According to federal prosecutors, Hobby Lobby purchased more than 5,500 artifacts, including clay tablets and blocks with ancient cuneiform writing in 2010 from an antiquities dealer in the United Arab Emirates. In 2011 the company obtained about 1,000 clay bullae, an ancient form of inscribed identification, from an Israeli dealer who falsely claimed the shipment originated from Israel.
The federal civil complaint said Hobby Lobby failed to heed the warning of a cultural property law expert who said the artifacts might have been looted from archaeological sites in Iraq.
“We should have exercised more oversight and carefully questioned how the acquisitions were handled,” said Hobby Lobby President, Steve Green. “Hobby Lobby has cooperated with the government throughout its investigation, and with the announcement of today’s settlement agreement, is pleased the matter has been resolved.”
“In 2009, Hobby Lobby began acquiring a variety of historical Bibles and other artifacts. The goals were to preserve these items for future generations, to provide broad access to scholars and students alike to study them, and to share the collection with the world in public institutions and museums.”
“The Company imprudently relied on dealers and shippers who, in hindsight, did not understand the correct way to document and ship these items. At no time did Hobby Lobby ever purchase items from dealers in Iraq or from anyone who indicated that they acquired items from that country. Hobby Lobby condemns such conduct and has always acted with the intent to protect ancient items of cultural and historical importance.”
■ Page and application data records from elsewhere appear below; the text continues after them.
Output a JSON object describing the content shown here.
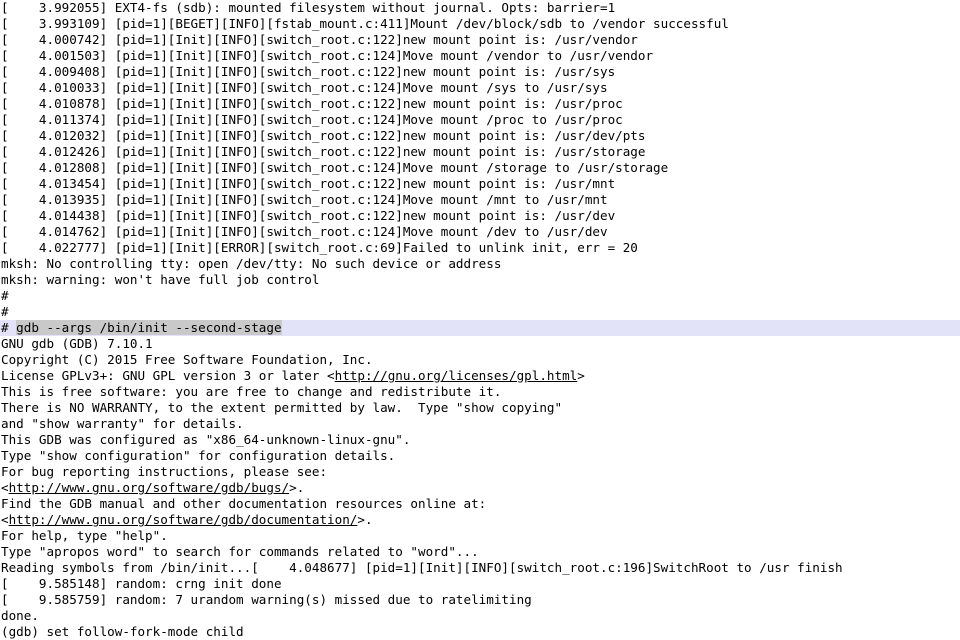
{
  "terminal": {
    "title": "Terminal — boot log / gdb session",
    "colors": {
      "background": "#ffffff",
      "foreground": "#000000",
      "row_highlight": "#e2e2f8",
      "selection": "#c9c9c9"
    },
    "lines": [
      {
        "text": "[    3.992055] EXT4-fs (sdb): mounted filesystem without journal. Opts: barrier=1"
      },
      {
        "text": "[    3.993109] [pid=1][BEGET][INFO][fstab_mount.c:411]Mount /dev/block/sdb to /vendor successful"
      },
      {
        "text": "[    4.000742] [pid=1][Init][INFO][switch_root.c:122]new mount point is: /usr/vendor"
      },
      {
        "text": "[    4.001503] [pid=1][Init][INFO][switch_root.c:124]Move mount /vendor to /usr/vendor"
      },
      {
        "text": "[    4.009408] [pid=1][Init][INFO][switch_root.c:122]new mount point is: /usr/sys"
      },
      {
        "text": "[    4.010033] [pid=1][Init][INFO][switch_root.c:124]Move mount /sys to /usr/sys"
      },
      {
        "text": "[    4.010878] [pid=1][Init][INFO][switch_root.c:122]new mount point is: /usr/proc"
      },
      {
        "text": "[    4.011374] [pid=1][Init][INFO][switch_root.c:124]Move mount /proc to /usr/proc"
      },
      {
        "text": "[    4.012032] [pid=1][Init][INFO][switch_root.c:122]new mount point is: /usr/dev/pts"
      },
      {
        "text": "[    4.012426] [pid=1][Init][INFO][switch_root.c:122]new mount point is: /usr/storage"
      },
      {
        "text": "[    4.012808] [pid=1][Init][INFO][switch_root.c:124]Move mount /storage to /usr/storage"
      },
      {
        "text": "[    4.013454] [pid=1][Init][INFO][switch_root.c:122]new mount point is: /usr/mnt"
      },
      {
        "text": "[    4.013935] [pid=1][Init][INFO][switch_root.c:124]Move mount /mnt to /usr/mnt"
      },
      {
        "text": "[    4.014438] [pid=1][Init][INFO][switch_root.c:122]new mount point is: /usr/dev"
      },
      {
        "text": "[    4.014762] [pid=1][Init][INFO][switch_root.c:124]Move mount /dev to /usr/dev"
      },
      {
        "text": "[    4.022777] [pid=1][Init][ERROR][switch_root.c:69]Failed to unlink init, err = 20"
      },
      {
        "text": "mksh: No controlling tty: open /dev/tty: No such device or address"
      },
      {
        "text": "mksh: warning: won't have full job control"
      },
      {
        "text": "#"
      },
      {
        "text": "#"
      },
      {
        "prompt": "# ",
        "selected": "gdb --args /bin/init --second-stage",
        "highlight": true
      },
      {
        "text": "GNU gdb (GDB) 7.10.1"
      },
      {
        "text": "Copyright (C) 2015 Free Software Foundation, Inc."
      },
      {
        "pre": "License GPLv3+: GNU GPL version 3 or later <",
        "url": "http://gnu.org/licenses/gpl.html",
        "post": ">"
      },
      {
        "text": "This is free software: you are free to change and redistribute it."
      },
      {
        "text": "There is NO WARRANTY, to the extent permitted by law.  Type \"show copying\""
      },
      {
        "text": "and \"show warranty\" for details."
      },
      {
        "text": "This GDB was configured as \"x86_64-unknown-linux-gnu\"."
      },
      {
        "text": "Type \"show configuration\" for configuration details."
      },
      {
        "text": "For bug reporting instructions, please see:"
      },
      {
        "pre": "<",
        "url": "http://www.gnu.org/software/gdb/bugs/",
        "post": ">."
      },
      {
        "text": "Find the GDB manual and other documentation resources online at:"
      },
      {
        "pre": "<",
        "url": "http://www.gnu.org/software/gdb/documentation/",
        "post": ">."
      },
      {
        "text": "For help, type \"help\"."
      },
      {
        "text": "Type \"apropos word\" to search for commands related to \"word\"..."
      },
      {
        "text": "Reading symbols from /bin/init...[    4.048677] [pid=1][Init][INFO][switch_root.c:196]SwitchRoot to /usr finish"
      },
      {
        "text": "[    9.585148] random: crng init done"
      },
      {
        "text": "[    9.585759] random: 7 urandom warning(s) missed due to ratelimiting"
      },
      {
        "text": "done."
      },
      {
        "text": "(gdb) set follow-fork-mode child"
      }
    ]
  }
}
The Department of Justice and Hobby Lobby have agreed to a settlement in which Hobby Lobby consented to the forfeiture of the artifacts and agreed to pay a fine of $3 million. Hobby Lobby further agreed to adopt internal policies and procedures governing its importation and purchase of cultural property, provide appropriate training to its personnel, hire qualified outside customs counsel and customs brokers, and submit quarterly reports to the government on any cultural property acquisitions for the next eighteen months.
In 2010 Green began construction of the eight-story, $500 million Museum of the Bible in Washington, D.C. The museum, which is scheduled to open in November, houses Green’s collection of tens of thousands of biblical artifacts.